What you will do
Give the total number of lines in the data below that include "screenshot", and nothing else.

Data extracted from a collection
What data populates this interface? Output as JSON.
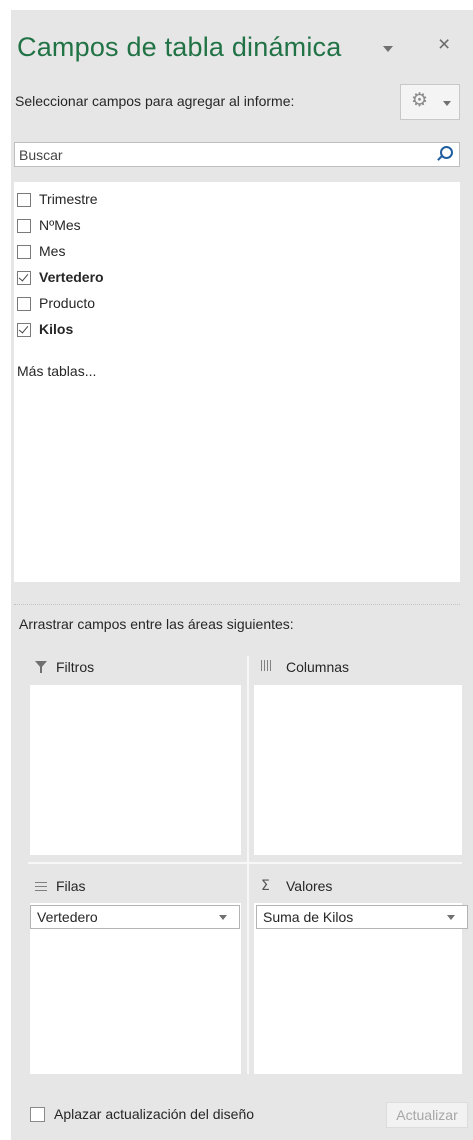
{
  "header": {
    "title": "Campos de tabla dinámica",
    "subtitle": "Seleccionar campos para agregar al informe:",
    "close_glyph": "×"
  },
  "search": {
    "placeholder": "Buscar"
  },
  "fields": [
    {
      "label": "Trimestre",
      "checked": false
    },
    {
      "label": "NºMes",
      "checked": false
    },
    {
      "label": "Mes",
      "checked": false
    },
    {
      "label": "Vertedero",
      "checked": true
    },
    {
      "label": "Producto",
      "checked": false
    },
    {
      "label": "Kilos",
      "checked": true
    }
  ],
  "more_tables": "Más tablas...",
  "areas": {
    "instruction": "Arrastrar campos entre las áreas siguientes:",
    "filters": {
      "label": "Filtros",
      "items": []
    },
    "columns": {
      "label": "Columnas",
      "items": []
    },
    "rows": {
      "label": "Filas",
      "items": [
        "Vertedero"
      ]
    },
    "values": {
      "label": "Valores",
      "sigma": "Σ",
      "items": [
        "Suma de Kilos"
      ]
    }
  },
  "footer": {
    "defer_label": "Aplazar actualización del diseño",
    "defer_checked": false,
    "update_label": "Actualizar"
  },
  "icons": {
    "tools": "gear-icon",
    "search": "search-icon",
    "close": "close-icon"
  },
  "colors": {
    "accent": "#217346",
    "pane_bg": "#e6e6e6",
    "search_icon": "#1f5fa0"
  }
}
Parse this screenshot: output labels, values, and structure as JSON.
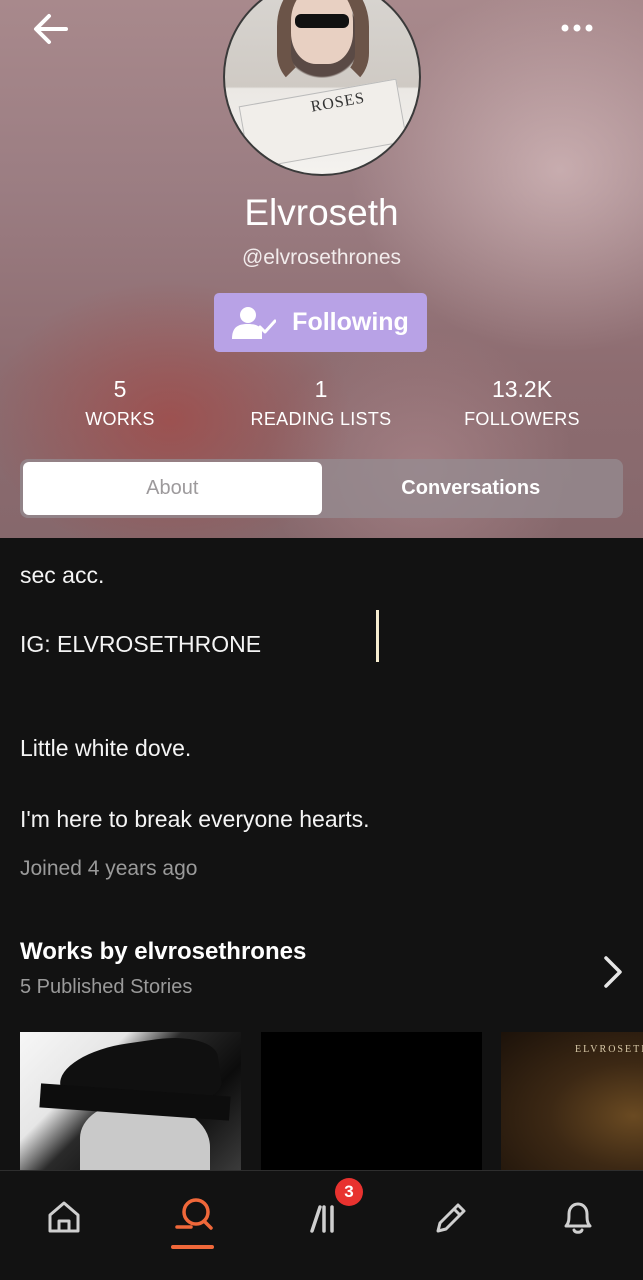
{
  "header": {
    "display_name": "Elvroseth",
    "username": "@elvrosethrones",
    "follow_button_label": "Following",
    "avatar_text": "ROSES"
  },
  "stats": [
    {
      "value": "5",
      "label": "WORKS"
    },
    {
      "value": "1",
      "label": "READING LISTS"
    },
    {
      "value": "13.2K",
      "label": "FOLLOWERS"
    }
  ],
  "tabs": [
    {
      "label": "About",
      "active": true
    },
    {
      "label": "Conversations",
      "active": false
    }
  ],
  "about": {
    "lines": [
      "sec acc.",
      "IG: ELVROSETHRONE",
      "Little white dove.",
      "I'm here to break everyone hearts."
    ],
    "joined": "Joined 4 years ago"
  },
  "works": {
    "title": "Works by elvrosethrones",
    "subtitle": "5 Published Stories",
    "cover3_title": "ELVROSETH"
  },
  "nav": {
    "items": [
      "home-icon",
      "search-icon",
      "library-icon",
      "write-icon",
      "notifications-icon"
    ],
    "library_badge": "3",
    "active": "search-icon"
  },
  "colors": {
    "accent": "#f0683a",
    "follow_button": "#b8a2e6",
    "badge": "#e8322f",
    "background": "#121212"
  }
}
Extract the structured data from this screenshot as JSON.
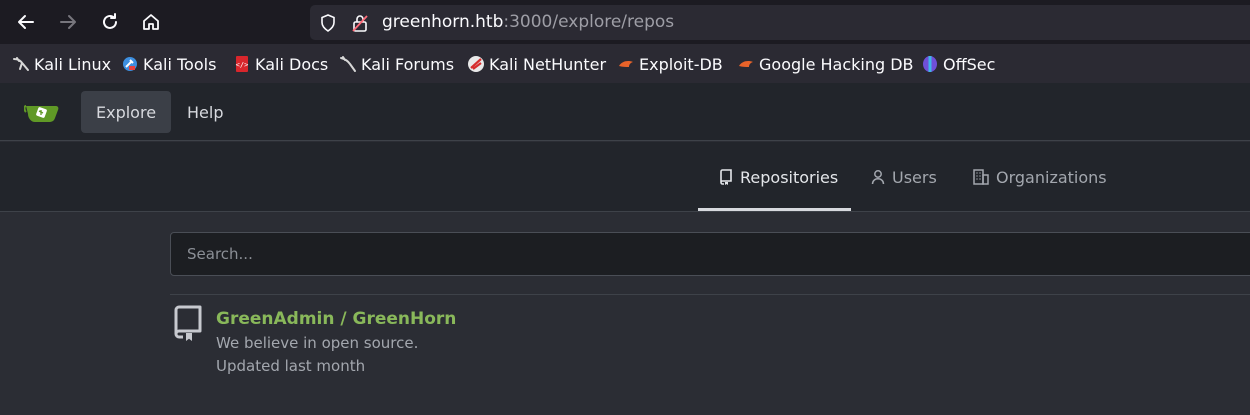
{
  "browser": {
    "url_host": "greenhorn.htb",
    "url_path": ":3000/explore/repos",
    "bookmarks": [
      {
        "label": "Kali Linux",
        "icon": "kali-dragon-icon"
      },
      {
        "label": "Kali Tools",
        "icon": "kali-tools-icon"
      },
      {
        "label": "Kali Docs",
        "icon": "kali-docs-icon"
      },
      {
        "label": "Kali Forums",
        "icon": "kali-dragon-icon"
      },
      {
        "label": "Kali NetHunter",
        "icon": "nethunter-icon"
      },
      {
        "label": "Exploit-DB",
        "icon": "exploitdb-icon"
      },
      {
        "label": "Google Hacking DB",
        "icon": "exploitdb-icon"
      },
      {
        "label": "OffSec",
        "icon": "offsec-icon"
      }
    ]
  },
  "header": {
    "logo": "gitea-logo-icon",
    "explore_label": "Explore",
    "help_label": "Help"
  },
  "tabs": {
    "repositories": "Repositories",
    "users": "Users",
    "organizations": "Organizations"
  },
  "search": {
    "placeholder": "Search..."
  },
  "repos": [
    {
      "name": "GreenAdmin / GreenHorn",
      "description": "We believe in open source.",
      "updated": "Updated last month"
    }
  ],
  "colors": {
    "accent_green": "#89b85a",
    "background": "#2b2d34",
    "header_bg": "#22252b"
  }
}
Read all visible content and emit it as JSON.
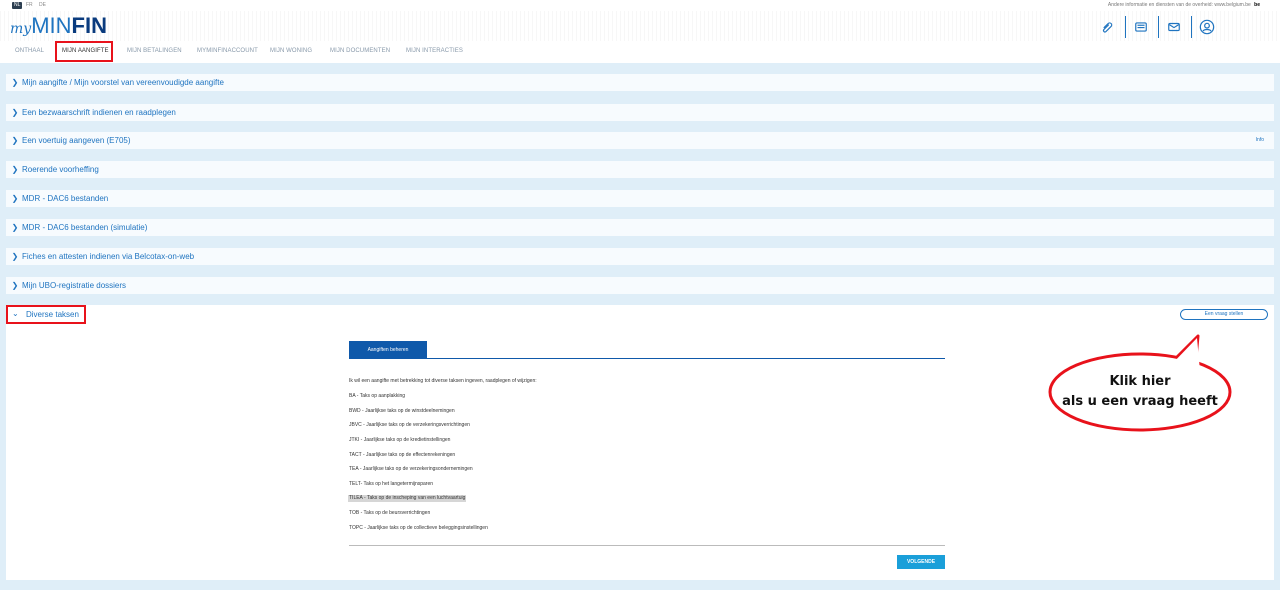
{
  "top": {
    "languages": [
      "NL",
      "FR",
      "DE"
    ],
    "info_text": "Andere informatie en diensten van de overheid: www.belgium.be",
    "be_badge": "be"
  },
  "header": {
    "logo_my": "my",
    "logo_min": "MIN",
    "logo_fin": "FIN",
    "icons": [
      "paperclip-icon",
      "document-list-icon",
      "mail-icon",
      "user-icon"
    ]
  },
  "nav": {
    "items": [
      "ONTHAAL",
      "MIJN AANGIFTE",
      "MIJN BETALINGEN",
      "MYMINFINACCOUNT",
      "MIJN WONING",
      "MIJN DOCUMENTEN",
      "MIJN INTERACTIES"
    ],
    "active_index": 1
  },
  "accordion": [
    {
      "label": "Mijn aangifte / Mijn voorstel van vereenvoudigde aangifte"
    },
    {
      "label": "Een bezwaarschrift indienen en raadplegen"
    },
    {
      "label": "Een voertuig aangeven (E705)",
      "info": "Info"
    },
    {
      "label": "Roerende voorheffing"
    },
    {
      "label": "MDR - DAC6 bestanden"
    },
    {
      "label": "MDR - DAC6 bestanden (simulatie)"
    },
    {
      "label": "Fiches en attesten indienen via Belcotax-on-web"
    },
    {
      "label": "Mijn UBO-registratie dossiers"
    }
  ],
  "open_section": {
    "label": "Diverse taksen",
    "ask_button": "Een vraag stellen",
    "tab": "Aangiften beheren",
    "intro": "Ik wil een aangifte met betrekking tot diverse taksen ingeven, raadplegen of wijzigen:",
    "taxes": [
      "BA - Taks op aanplakking",
      "BWD - Jaarlijkse taks op de winstdeelnemingen",
      "JBVC - Jaarlijkse taks op de verzekeringsverrichtingen",
      "JTKI - Jaarlijkse taks op de kredietinstellingen",
      "TACT - Jaarlijkse taks op de effectenrekeningen",
      "TEA - Jaarlijkse taks op de verzekeringsondernemingen",
      "TELT- Taks op het langetermijnsparen",
      "TILEA - Taks op de inscheping van een luchtvaartuig",
      "TOB - Taks op de beursverrichtingen",
      "TOPC - Jaarlijkse taks op de collectieve beleggingsinstellingen"
    ],
    "highlighted_index": 7,
    "next_button": "VOLGENDE"
  },
  "callout": {
    "line1": "Klik hier",
    "line2": "als u een vraag heeft"
  },
  "colors": {
    "brand_blue": "#1f74c0",
    "dark_blue": "#0a3b7e",
    "annotation_red": "#e8121b",
    "next_button": "#1a9fd9"
  }
}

Task response
2